BEGIN EXERCISE DATA

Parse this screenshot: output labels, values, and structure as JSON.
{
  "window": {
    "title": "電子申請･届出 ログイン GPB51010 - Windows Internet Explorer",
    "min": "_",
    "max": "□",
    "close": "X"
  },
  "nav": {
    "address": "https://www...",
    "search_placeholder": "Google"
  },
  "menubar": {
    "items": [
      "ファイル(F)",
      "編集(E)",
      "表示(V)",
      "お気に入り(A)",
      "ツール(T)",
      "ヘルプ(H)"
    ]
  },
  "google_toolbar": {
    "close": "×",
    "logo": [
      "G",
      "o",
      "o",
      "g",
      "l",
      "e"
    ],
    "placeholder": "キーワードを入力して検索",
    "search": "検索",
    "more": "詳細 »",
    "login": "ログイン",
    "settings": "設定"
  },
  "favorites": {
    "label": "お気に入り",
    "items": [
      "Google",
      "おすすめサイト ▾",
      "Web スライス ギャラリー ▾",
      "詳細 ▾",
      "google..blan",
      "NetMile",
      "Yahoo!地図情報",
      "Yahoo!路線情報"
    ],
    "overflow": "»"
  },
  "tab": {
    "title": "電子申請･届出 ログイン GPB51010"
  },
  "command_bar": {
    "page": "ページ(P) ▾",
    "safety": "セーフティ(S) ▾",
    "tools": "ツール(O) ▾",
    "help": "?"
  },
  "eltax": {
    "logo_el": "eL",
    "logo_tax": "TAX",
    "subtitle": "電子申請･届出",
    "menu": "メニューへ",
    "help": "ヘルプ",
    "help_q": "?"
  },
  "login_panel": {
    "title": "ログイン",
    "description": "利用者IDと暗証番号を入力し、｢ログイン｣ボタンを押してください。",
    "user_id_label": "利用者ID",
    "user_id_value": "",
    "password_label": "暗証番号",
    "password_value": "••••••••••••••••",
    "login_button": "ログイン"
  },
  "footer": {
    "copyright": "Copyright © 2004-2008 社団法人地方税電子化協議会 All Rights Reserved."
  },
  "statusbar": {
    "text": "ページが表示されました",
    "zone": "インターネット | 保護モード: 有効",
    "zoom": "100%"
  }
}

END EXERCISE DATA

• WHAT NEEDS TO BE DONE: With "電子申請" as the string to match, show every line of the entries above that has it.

• EXERCISE SOLUTION:
    "title": "電子申請･届出 ログイン GPB51010 - Windows Internet Explorer",
    "title": "電子申請･届出 ログイン GPB51010"
    "subtitle": "電子申請･届出",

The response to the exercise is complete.